* Task statement *
Please repeat each line of the data exactly, with nothing left out.

* Entries supplied *
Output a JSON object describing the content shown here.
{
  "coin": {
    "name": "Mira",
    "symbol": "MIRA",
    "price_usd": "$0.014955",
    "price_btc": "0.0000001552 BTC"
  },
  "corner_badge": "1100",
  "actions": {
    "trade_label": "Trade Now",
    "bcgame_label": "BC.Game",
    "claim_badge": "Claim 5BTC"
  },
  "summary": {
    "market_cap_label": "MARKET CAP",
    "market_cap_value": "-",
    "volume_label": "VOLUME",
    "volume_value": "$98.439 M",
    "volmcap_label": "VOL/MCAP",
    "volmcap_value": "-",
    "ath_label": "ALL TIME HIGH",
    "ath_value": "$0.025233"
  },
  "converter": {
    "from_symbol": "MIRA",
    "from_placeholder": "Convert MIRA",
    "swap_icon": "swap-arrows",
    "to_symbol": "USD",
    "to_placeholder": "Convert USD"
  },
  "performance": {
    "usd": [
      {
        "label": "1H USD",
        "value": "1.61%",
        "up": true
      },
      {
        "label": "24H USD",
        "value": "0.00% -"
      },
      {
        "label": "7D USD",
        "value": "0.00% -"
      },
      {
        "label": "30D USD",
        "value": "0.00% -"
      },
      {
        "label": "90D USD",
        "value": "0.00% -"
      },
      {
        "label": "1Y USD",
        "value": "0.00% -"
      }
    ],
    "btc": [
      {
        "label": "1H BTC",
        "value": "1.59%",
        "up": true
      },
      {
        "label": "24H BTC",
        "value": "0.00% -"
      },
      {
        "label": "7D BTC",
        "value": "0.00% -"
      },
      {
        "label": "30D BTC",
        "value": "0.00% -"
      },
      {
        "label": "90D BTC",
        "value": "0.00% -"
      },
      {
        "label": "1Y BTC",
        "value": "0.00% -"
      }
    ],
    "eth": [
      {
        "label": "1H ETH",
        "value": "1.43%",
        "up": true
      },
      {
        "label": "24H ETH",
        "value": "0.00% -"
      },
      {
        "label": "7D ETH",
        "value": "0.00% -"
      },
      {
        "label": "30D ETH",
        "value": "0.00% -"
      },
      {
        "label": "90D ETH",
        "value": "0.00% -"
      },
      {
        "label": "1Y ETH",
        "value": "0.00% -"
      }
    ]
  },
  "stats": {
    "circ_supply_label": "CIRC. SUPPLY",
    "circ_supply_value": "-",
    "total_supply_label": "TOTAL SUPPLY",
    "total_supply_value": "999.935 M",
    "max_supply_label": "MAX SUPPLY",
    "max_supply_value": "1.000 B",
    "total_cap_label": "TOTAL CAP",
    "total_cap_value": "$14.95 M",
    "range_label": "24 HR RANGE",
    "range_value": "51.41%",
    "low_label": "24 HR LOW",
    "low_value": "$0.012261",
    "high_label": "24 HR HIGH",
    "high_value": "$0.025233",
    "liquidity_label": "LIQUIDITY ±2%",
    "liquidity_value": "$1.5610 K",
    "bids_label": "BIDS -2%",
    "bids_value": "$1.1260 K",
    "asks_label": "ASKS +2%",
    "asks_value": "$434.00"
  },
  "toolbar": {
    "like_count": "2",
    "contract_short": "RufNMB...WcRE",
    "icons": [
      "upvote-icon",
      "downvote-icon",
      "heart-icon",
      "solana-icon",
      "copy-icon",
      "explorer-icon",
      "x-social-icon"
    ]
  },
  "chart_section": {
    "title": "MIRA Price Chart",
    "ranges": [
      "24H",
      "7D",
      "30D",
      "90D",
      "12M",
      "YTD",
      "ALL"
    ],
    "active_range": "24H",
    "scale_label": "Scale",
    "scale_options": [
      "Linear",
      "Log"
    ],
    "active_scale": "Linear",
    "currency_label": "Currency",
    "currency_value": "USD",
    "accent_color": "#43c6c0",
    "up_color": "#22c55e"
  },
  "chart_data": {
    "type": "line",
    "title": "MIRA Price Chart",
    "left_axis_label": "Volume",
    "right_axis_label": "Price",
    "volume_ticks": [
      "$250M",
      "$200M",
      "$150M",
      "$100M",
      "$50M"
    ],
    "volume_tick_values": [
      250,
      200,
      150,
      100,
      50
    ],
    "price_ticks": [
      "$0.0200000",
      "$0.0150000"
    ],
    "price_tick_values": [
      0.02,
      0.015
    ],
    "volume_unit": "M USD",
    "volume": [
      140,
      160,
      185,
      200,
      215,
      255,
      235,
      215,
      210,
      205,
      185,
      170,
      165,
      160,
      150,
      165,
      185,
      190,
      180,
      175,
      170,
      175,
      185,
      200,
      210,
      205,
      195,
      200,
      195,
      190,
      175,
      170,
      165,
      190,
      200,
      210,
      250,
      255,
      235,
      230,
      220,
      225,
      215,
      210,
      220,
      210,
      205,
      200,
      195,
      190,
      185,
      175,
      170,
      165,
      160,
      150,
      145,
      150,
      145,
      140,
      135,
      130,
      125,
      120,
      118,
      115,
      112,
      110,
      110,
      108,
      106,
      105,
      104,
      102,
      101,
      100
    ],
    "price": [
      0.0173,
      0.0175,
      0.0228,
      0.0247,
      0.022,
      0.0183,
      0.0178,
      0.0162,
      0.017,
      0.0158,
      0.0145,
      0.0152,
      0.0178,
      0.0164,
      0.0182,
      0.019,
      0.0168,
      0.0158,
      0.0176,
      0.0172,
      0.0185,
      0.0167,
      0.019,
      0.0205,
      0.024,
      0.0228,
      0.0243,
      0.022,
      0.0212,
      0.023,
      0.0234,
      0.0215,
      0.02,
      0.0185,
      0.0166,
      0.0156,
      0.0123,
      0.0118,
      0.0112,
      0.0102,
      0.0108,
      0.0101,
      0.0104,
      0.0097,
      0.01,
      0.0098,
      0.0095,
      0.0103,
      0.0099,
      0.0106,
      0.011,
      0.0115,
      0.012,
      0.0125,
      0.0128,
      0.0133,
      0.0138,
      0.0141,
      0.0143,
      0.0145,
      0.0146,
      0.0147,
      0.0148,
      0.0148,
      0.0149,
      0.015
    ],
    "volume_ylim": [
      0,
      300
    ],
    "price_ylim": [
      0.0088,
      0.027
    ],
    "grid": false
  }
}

* Solution below *
Output a JSON object describing the content shown here.
{
  "coin": {
    "name": "Mira",
    "symbol": "MIRA",
    "price_usd": "$0.014955",
    "price_btc": "0.0000001552 BTC"
  },
  "corner_badge": "1100",
  "actions": {
    "trade_label": "Trade Now",
    "bcgame_label": "BC.Game",
    "claim_badge": "Claim 5BTC"
  },
  "summary": {
    "market_cap_label": "MARKET CAP",
    "market_cap_value": "-",
    "volume_label": "VOLUME",
    "volume_value": "$98.439 M",
    "volmcap_label": "VOL/MCAP",
    "volmcap_value": "-",
    "ath_label": "ALL TIME HIGH",
    "ath_value": "$0.025233"
  },
  "converter": {
    "from_symbol": "MIRA",
    "from_placeholder": "Convert MIRA",
    "swap_icon": "swap-arrows",
    "to_symbol": "USD",
    "to_placeholder": "Convert USD"
  },
  "performance": {
    "usd": [
      {
        "label": "1H USD",
        "value": "1.61%",
        "up": true
      },
      {
        "label": "24H USD",
        "value": "0.00% -"
      },
      {
        "label": "7D USD",
        "value": "0.00% -"
      },
      {
        "label": "30D USD",
        "value": "0.00% -"
      },
      {
        "label": "90D USD",
        "value": "0.00% -"
      },
      {
        "label": "1Y USD",
        "value": "0.00% -"
      }
    ],
    "btc": [
      {
        "label": "1H BTC",
        "value": "1.59%",
        "up": true
      },
      {
        "label": "24H BTC",
        "value": "0.00% -"
      },
      {
        "label": "7D BTC",
        "value": "0.00% -"
      },
      {
        "label": "30D BTC",
        "value": "0.00% -"
      },
      {
        "label": "90D BTC",
        "value": "0.00% -"
      },
      {
        "label": "1Y BTC",
        "value": "0.00% -"
      }
    ],
    "eth": [
      {
        "label": "1H ETH",
        "value": "1.43%",
        "up": true
      },
      {
        "label": "24H ETH",
        "value": "0.00% -"
      },
      {
        "label": "7D ETH",
        "value": "0.00% -"
      },
      {
        "label": "30D ETH",
        "value": "0.00% -"
      },
      {
        "label": "90D ETH",
        "value": "0.00% -"
      },
      {
        "label": "1Y ETH",
        "value": "0.00% -"
      }
    ]
  },
  "stats": {
    "circ_supply_label": "CIRC. SUPPLY",
    "circ_supply_value": "-",
    "total_supply_label": "TOTAL SUPPLY",
    "total_supply_value": "999.935 M",
    "max_supply_label": "MAX SUPPLY",
    "max_supply_value": "1.000 B",
    "total_cap_label": "TOTAL CAP",
    "total_cap_value": "$14.95 M",
    "range_label": "24 HR RANGE",
    "range_value": "51.41%",
    "low_label": "24 HR LOW",
    "low_value": "$0.012261",
    "high_label": "24 HR HIGH",
    "high_value": "$0.025233",
    "liquidity_label": "LIQUIDITY ±2%",
    "liquidity_value": "$1.5610 K",
    "bids_label": "BIDS -2%",
    "bids_value": "$1.1260 K",
    "asks_label": "ASKS +2%",
    "asks_value": "$434.00"
  },
  "toolbar": {
    "like_count": "2",
    "contract_short": "RufNMB...WcRE",
    "icons": [
      "upvote-icon",
      "downvote-icon",
      "heart-icon",
      "solana-icon",
      "copy-icon",
      "explorer-icon",
      "x-social-icon"
    ]
  },
  "chart_section": {
    "title": "MIRA Price Chart",
    "ranges": [
      "24H",
      "7D",
      "30D",
      "90D",
      "12M",
      "YTD",
      "ALL"
    ],
    "active_range": "24H",
    "scale_label": "Scale",
    "scale_options": [
      "Linear",
      "Log"
    ],
    "active_scale": "Linear",
    "currency_label": "Currency",
    "currency_value": "USD",
    "accent_color": "#43c6c0",
    "up_color": "#22c55e"
  },
  "chart_data": {
    "type": "line",
    "title": "MIRA Price Chart",
    "left_axis_label": "Volume",
    "right_axis_label": "Price",
    "volume_ticks": [
      "$250M",
      "$200M",
      "$150M",
      "$100M",
      "$50M"
    ],
    "volume_tick_values": [
      250,
      200,
      150,
      100,
      50
    ],
    "price_ticks": [
      "$0.0200000",
      "$0.0150000"
    ],
    "price_tick_values": [
      0.02,
      0.015
    ],
    "volume_unit": "M USD",
    "volume": [
      140,
      160,
      185,
      200,
      215,
      255,
      235,
      215,
      210,
      205,
      185,
      170,
      165,
      160,
      150,
      165,
      185,
      190,
      180,
      175,
      170,
      175,
      185,
      200,
      210,
      205,
      195,
      200,
      195,
      190,
      175,
      170,
      165,
      190,
      200,
      210,
      250,
      255,
      235,
      230,
      220,
      225,
      215,
      210,
      220,
      210,
      205,
      200,
      195,
      190,
      185,
      175,
      170,
      165,
      160,
      150,
      145,
      150,
      145,
      140,
      135,
      130,
      125,
      120,
      118,
      115,
      112,
      110,
      110,
      108,
      106,
      105,
      104,
      102,
      101,
      100
    ],
    "price": [
      0.0173,
      0.0175,
      0.0228,
      0.0247,
      0.022,
      0.0183,
      0.0178,
      0.0162,
      0.017,
      0.0158,
      0.0145,
      0.0152,
      0.0178,
      0.0164,
      0.0182,
      0.019,
      0.0168,
      0.0158,
      0.0176,
      0.0172,
      0.0185,
      0.0167,
      0.019,
      0.0205,
      0.024,
      0.0228,
      0.0243,
      0.022,
      0.0212,
      0.023,
      0.0234,
      0.0215,
      0.02,
      0.0185,
      0.0166,
      0.0156,
      0.0123,
      0.0118,
      0.0112,
      0.0102,
      0.0108,
      0.0101,
      0.0104,
      0.0097,
      0.01,
      0.0098,
      0.0095,
      0.0103,
      0.0099,
      0.0106,
      0.011,
      0.0115,
      0.012,
      0.0125,
      0.0128,
      0.0133,
      0.0138,
      0.0141,
      0.0143,
      0.0145,
      0.0146,
      0.0147,
      0.0148,
      0.0148,
      0.0149,
      0.015
    ],
    "volume_ylim": [
      0,
      300
    ],
    "price_ylim": [
      0.0088,
      0.027
    ],
    "grid": false
  }
}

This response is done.